White paint can’t be made from a mix of other colours because every other colour absorbs some of at least one wavelength. Subtractive colour mixing is the process of mixing paints or filters together to make new colours.
For example, cyan paint absorbs some red light, no matter what shade it is. Some blue light is taken in by yellow paint. When you mix these colours together, you get a green colour because the mixture absorbs some of both the red and blue wavelengths. Some green light is absorbed by magenta pigments, so when you mix equal amounts of equally bright cyan, yellow, and magenta paint, you get grey. Even if all three pigments are very light colours, the result can only be a very light grey because not all wavelengths are reflected instead of absorbed. So, the only way to make white paint that looks white to the human eye is to use a single compound that reflects red, green, and blue light.
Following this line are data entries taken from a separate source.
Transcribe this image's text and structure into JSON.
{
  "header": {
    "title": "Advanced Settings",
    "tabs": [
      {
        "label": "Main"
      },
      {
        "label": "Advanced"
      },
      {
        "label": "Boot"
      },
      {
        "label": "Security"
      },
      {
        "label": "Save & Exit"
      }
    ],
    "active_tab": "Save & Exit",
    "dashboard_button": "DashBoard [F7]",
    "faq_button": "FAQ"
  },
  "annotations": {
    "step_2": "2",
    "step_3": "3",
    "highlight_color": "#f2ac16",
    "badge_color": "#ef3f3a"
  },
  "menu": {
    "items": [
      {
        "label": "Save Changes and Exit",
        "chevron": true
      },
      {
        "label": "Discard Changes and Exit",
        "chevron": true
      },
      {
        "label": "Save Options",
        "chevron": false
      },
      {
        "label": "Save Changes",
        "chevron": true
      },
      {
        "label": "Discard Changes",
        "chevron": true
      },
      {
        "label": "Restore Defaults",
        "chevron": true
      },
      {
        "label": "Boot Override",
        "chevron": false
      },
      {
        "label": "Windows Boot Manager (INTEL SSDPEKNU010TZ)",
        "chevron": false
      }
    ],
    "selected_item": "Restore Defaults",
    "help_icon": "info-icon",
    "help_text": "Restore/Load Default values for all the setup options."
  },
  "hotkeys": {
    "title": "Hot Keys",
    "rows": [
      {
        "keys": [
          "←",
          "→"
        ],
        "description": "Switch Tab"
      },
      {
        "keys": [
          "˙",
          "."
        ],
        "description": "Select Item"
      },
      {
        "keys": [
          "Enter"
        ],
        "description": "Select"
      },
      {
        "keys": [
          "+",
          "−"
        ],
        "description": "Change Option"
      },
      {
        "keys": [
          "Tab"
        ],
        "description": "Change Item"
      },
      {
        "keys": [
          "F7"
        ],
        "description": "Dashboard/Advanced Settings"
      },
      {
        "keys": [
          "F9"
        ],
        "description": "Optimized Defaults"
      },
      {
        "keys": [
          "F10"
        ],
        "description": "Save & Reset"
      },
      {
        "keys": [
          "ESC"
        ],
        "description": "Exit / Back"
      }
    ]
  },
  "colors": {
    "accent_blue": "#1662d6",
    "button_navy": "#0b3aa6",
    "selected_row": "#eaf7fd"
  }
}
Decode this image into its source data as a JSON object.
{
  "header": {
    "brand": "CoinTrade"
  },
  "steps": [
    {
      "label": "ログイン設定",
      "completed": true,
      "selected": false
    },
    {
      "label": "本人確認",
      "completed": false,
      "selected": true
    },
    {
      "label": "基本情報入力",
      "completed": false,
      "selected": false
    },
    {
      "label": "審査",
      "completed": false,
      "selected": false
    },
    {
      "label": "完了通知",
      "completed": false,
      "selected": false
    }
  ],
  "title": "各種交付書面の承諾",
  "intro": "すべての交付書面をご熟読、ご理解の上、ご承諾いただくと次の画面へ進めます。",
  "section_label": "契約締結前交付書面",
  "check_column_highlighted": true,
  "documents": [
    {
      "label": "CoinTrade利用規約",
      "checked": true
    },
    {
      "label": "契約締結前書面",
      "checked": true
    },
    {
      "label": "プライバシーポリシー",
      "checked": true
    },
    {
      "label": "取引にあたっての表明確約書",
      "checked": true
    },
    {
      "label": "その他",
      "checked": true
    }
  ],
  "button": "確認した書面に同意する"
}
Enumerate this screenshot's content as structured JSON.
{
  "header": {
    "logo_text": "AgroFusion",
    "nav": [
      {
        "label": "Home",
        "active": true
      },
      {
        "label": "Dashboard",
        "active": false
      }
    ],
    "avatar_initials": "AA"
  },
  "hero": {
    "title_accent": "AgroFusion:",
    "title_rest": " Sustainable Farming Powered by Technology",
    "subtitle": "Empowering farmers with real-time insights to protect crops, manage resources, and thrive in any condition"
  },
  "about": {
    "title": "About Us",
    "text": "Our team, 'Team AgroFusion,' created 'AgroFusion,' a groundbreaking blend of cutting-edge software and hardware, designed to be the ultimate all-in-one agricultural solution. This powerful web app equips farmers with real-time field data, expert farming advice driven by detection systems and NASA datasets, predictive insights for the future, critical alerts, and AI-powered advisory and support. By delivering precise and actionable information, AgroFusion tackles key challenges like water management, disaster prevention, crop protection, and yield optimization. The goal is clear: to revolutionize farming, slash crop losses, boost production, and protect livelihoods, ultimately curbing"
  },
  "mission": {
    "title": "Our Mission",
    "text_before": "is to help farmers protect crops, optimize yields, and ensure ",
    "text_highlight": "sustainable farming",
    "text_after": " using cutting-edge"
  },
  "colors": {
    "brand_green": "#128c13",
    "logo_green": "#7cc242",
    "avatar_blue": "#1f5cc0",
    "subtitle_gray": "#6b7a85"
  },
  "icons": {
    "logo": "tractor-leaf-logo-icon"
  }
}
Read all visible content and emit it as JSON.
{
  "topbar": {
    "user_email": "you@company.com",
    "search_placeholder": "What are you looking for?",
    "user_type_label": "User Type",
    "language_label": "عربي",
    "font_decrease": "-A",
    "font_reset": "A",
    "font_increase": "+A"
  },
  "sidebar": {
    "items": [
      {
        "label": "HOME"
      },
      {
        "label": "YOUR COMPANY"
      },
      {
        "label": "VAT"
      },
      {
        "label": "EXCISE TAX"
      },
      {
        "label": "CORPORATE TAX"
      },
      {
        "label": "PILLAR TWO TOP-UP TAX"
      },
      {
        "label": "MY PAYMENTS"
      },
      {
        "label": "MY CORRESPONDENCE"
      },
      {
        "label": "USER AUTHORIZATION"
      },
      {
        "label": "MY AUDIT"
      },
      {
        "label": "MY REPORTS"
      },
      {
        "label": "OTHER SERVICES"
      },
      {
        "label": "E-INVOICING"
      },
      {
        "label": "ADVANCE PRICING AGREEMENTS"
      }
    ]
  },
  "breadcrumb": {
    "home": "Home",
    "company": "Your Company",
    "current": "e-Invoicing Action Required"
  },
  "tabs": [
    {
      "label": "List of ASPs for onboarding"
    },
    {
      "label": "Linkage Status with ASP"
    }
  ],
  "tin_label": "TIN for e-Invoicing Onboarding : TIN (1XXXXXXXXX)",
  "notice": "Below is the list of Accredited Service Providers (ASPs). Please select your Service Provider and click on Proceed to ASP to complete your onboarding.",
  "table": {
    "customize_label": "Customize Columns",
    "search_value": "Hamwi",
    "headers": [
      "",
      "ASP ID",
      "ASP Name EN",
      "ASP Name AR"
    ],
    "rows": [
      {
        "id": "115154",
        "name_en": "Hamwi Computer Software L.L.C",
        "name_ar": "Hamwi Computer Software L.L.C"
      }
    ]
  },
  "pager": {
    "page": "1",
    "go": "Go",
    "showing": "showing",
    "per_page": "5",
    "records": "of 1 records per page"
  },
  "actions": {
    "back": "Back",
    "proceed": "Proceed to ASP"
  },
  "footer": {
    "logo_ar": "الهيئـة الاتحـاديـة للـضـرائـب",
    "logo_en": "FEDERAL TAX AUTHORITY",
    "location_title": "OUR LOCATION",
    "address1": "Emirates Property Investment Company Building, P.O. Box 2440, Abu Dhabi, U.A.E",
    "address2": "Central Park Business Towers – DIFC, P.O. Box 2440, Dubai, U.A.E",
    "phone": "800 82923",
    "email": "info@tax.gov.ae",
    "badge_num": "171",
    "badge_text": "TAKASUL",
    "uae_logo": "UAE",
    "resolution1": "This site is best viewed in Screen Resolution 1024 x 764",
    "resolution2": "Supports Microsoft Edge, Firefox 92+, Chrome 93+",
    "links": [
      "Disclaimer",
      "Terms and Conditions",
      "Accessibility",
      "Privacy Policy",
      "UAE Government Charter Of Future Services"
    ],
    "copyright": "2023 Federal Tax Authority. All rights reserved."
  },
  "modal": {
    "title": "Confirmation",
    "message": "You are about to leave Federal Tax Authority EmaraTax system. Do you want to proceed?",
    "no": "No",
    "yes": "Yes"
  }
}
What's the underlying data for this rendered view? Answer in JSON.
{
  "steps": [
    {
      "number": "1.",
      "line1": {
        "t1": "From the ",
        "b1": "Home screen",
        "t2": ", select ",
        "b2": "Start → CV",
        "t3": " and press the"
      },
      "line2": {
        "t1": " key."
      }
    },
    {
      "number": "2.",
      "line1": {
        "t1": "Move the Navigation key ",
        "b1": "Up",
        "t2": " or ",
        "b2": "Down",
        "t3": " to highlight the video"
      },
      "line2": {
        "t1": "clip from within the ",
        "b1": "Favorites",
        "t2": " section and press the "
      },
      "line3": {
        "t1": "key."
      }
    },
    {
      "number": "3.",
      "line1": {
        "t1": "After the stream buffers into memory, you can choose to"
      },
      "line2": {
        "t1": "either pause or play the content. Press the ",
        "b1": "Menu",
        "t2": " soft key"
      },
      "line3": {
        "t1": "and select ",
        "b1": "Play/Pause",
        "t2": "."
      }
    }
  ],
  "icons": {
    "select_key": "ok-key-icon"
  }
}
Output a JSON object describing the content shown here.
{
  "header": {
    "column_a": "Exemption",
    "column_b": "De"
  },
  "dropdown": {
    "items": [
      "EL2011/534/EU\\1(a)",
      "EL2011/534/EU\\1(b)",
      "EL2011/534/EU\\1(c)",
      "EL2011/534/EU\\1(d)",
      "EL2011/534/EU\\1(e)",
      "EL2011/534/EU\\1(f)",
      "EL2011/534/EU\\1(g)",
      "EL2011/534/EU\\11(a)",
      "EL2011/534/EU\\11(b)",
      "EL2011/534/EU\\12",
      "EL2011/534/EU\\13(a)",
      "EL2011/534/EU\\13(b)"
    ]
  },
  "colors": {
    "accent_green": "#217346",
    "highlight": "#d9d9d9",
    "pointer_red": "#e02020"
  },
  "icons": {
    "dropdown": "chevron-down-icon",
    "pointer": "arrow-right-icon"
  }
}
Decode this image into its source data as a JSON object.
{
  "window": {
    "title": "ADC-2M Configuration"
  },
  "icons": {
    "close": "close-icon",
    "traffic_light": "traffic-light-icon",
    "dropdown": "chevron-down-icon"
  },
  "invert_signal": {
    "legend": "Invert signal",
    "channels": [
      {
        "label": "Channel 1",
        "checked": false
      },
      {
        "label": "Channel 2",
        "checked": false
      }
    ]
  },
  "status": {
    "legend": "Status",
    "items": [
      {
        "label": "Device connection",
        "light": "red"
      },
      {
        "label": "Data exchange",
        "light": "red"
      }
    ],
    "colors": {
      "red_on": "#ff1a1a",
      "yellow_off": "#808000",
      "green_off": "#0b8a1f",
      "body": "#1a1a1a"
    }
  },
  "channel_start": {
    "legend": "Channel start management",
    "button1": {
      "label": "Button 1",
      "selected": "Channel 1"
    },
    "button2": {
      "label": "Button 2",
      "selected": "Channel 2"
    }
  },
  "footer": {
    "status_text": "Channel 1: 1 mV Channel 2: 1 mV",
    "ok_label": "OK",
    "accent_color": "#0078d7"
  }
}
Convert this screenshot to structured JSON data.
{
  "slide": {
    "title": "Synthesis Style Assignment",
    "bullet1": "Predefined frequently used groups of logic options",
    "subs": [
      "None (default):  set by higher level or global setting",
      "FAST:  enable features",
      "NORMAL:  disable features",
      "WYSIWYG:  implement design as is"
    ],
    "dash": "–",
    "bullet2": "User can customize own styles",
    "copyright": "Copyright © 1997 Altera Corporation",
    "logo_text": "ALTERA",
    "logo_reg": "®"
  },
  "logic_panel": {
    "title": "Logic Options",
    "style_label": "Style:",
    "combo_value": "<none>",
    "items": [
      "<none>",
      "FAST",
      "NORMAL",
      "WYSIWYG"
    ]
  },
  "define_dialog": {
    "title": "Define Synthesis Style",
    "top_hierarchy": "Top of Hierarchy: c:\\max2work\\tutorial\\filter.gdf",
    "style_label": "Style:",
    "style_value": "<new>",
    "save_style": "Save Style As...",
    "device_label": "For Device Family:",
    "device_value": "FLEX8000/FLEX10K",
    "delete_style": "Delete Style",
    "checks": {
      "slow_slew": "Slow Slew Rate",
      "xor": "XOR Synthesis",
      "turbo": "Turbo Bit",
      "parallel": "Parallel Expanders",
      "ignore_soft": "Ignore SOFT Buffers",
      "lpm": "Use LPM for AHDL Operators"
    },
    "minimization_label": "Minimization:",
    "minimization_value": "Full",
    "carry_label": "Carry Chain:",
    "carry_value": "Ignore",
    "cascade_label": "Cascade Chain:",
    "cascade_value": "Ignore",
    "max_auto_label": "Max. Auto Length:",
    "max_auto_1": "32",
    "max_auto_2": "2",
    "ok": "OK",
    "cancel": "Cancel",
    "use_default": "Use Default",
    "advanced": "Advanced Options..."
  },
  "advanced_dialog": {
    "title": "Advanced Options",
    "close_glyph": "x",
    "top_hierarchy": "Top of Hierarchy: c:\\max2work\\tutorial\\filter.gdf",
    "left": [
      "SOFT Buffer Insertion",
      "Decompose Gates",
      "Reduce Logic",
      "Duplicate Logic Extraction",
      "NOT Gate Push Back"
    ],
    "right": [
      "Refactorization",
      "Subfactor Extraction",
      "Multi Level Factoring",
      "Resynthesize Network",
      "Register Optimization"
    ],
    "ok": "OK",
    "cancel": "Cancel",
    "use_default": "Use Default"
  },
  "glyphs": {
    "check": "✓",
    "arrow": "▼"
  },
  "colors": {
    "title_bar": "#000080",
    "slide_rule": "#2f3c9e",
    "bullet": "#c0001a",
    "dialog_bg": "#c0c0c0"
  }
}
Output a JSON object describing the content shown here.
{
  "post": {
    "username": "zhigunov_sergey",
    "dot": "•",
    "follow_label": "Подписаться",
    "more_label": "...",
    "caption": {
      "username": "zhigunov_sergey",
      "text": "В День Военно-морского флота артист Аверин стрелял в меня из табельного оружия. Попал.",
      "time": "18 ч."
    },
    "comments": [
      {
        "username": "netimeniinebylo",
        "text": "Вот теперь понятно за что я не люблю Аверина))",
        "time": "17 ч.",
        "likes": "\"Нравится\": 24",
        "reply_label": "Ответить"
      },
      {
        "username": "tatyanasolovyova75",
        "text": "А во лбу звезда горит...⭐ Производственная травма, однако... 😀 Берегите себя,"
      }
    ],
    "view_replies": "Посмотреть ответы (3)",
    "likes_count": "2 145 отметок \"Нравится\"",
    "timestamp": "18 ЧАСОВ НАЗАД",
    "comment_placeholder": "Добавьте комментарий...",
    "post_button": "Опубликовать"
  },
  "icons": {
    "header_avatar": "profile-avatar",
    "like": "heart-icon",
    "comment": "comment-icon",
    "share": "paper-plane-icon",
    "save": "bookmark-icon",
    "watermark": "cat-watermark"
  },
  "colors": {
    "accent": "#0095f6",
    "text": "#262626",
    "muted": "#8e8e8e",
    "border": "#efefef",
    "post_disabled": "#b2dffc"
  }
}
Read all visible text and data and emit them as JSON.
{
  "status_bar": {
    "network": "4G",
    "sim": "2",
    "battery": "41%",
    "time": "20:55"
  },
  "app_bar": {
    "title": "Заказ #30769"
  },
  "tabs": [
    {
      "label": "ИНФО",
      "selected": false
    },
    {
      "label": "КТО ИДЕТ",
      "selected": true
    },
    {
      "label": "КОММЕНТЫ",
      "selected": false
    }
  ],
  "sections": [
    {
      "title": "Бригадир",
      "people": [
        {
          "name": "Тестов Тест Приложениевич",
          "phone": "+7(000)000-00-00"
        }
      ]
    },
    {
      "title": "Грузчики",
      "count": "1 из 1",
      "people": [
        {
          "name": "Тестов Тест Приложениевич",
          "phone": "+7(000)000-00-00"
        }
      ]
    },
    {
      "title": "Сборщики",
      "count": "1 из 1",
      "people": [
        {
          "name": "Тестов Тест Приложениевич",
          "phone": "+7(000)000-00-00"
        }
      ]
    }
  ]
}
But the opposite is true for additive colour mixing, in which wavelengths are sent out instead of taken in. If a red, green, and blue spotlight all point to the same place, the result is white. This is how TVs, fluorescent lights, and computer monitors all work.